stem and remove most of the seeds from the chiles. Toast for a few minutes (3-4 max) in a medium oven to bring out their fragrance. Break apart into largish pieces and set aside. Meanwhile, put your pot on "saute". When hot, add a tbsp or so of oil and saute the onion for a couple minutes, then add the garlic and saute for a minute more. Then stir in the tomatoes and all the dry ingredients (so they don't burn, but all get incorporated), the raisins and nuts, the chipotles, the dry chiles, and then the red chile sauce. Close the lid and set to about 8 minutes on "Manual." Release the pressure, scoop the sauce into a blender and blend until desired smoothness (or use a stick blender if you like things a little more chunky; I used the Vitamix to get a mostly smooth sauce). Reserve the sauce and wash the pot out so that you don't have any residual stuff to burn while starting the chicken. This will make a lot of sauce. You could omit the canned red chile sauce and instead use maybe a cup or two of chicken stock to get a smaller volume of sauce.
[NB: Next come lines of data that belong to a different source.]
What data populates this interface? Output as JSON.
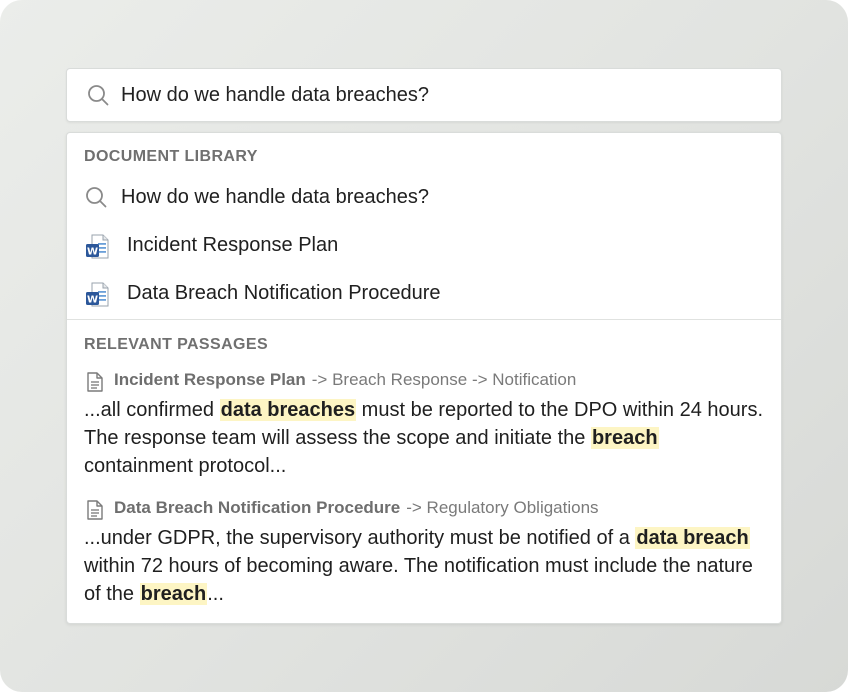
{
  "search": {
    "query": "How do we handle data breaches?",
    "icon": "search-icon"
  },
  "document_library": {
    "heading": "DOCUMENT LIBRARY",
    "items": [
      {
        "label": "How do we handle data breaches?",
        "icon": "search-icon"
      },
      {
        "label": "Incident Response Plan",
        "icon": "word-document-icon"
      },
      {
        "label": "Data Breach Notification Procedure",
        "icon": "word-document-icon"
      }
    ]
  },
  "relevant_passages": {
    "heading": "RELEVANT PASSAGES",
    "items": [
      {
        "document": "Incident Response Plan",
        "path": "-> Breach Response -> Notification",
        "icon": "document-icon",
        "segments": [
          {
            "text": "...all confirmed ",
            "highlight": false
          },
          {
            "text": "data breaches",
            "highlight": true
          },
          {
            "text": " must be reported to the DPO within 24 hours. The response team will assess the scope and initiate the ",
            "highlight": false
          },
          {
            "text": "breach",
            "highlight": true
          },
          {
            "text": " containment protocol...",
            "highlight": false
          }
        ]
      },
      {
        "document": "Data Breach Notification Procedure",
        "path": "-> Regulatory Obligations",
        "icon": "document-icon",
        "segments": [
          {
            "text": "...under GDPR, the supervisory authority must be notified of a ",
            "highlight": false
          },
          {
            "text": "data breach",
            "highlight": true
          },
          {
            "text": " within 72 hours of becoming aware. The notification must include the nature of the ",
            "highlight": false
          },
          {
            "text": "breach",
            "highlight": true
          },
          {
            "text": "...",
            "highlight": false
          }
        ]
      }
    ]
  },
  "colors": {
    "highlight": "#fdf5c4",
    "word_blue": "#2b579a"
  }
}
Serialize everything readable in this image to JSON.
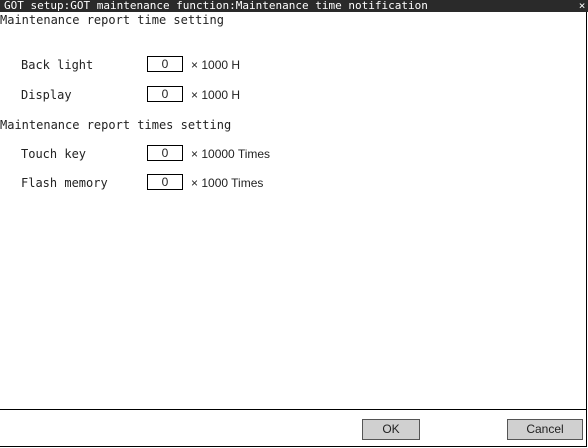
{
  "window": {
    "title": " GOT setup:GOT maintenance function:Maintenance time notification",
    "close_glyph": "×"
  },
  "time_setting": {
    "heading": "Maintenance report time setting",
    "rows": [
      {
        "label": "Back light",
        "value": "0",
        "unit": "× 1000 H"
      },
      {
        "label": "Display",
        "value": "0",
        "unit": "× 1000 H"
      }
    ]
  },
  "times_setting": {
    "heading": "Maintenance report times setting",
    "rows": [
      {
        "label": "Touch key",
        "value": "0",
        "unit": "× 10000 Times"
      },
      {
        "label": "Flash memory",
        "value": "0",
        "unit": "× 1000 Times"
      }
    ]
  },
  "footer": {
    "ok_label": "OK",
    "cancel_label": "Cancel"
  }
}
Put the (dried) pot back on saute. Add some oil and brown the chicken a bit (if desired; it doesn't really matter that much). Dump the sauce on top of the chicken. Don't bother to stir it in. Put on the lid and set to about 12 minutes on "Manual" (the recipe called for 10 minutes for thighs, which I used, but that did not get the chicken as done as I would have liked). Let cool ("natural release") for maybe ten minutes, then release any remaining steam manually. Mine had very little steam to release at this stage.

Remove chicken and shred. Return to pot. Check salt and correct seasoning.

Start to finish, this took about 90 minutes, less than half the time it would have taken on the stovetop. The sauce could have used more sweetness to balance (more raisins, maybe a touch of sugar) and the cinnamon. Sauce also needed some salt.

Serve with tortillas, chopped onion, sour cream, chopped cilantro, your favorite cheese for tacos, and a side of beans (I made Peruanos, which come out a creamy tan color, lighter than pintos in color and flavor -- these are often the paler refried beans you get at Mexican restaurants). And a beer or sangria or margarita.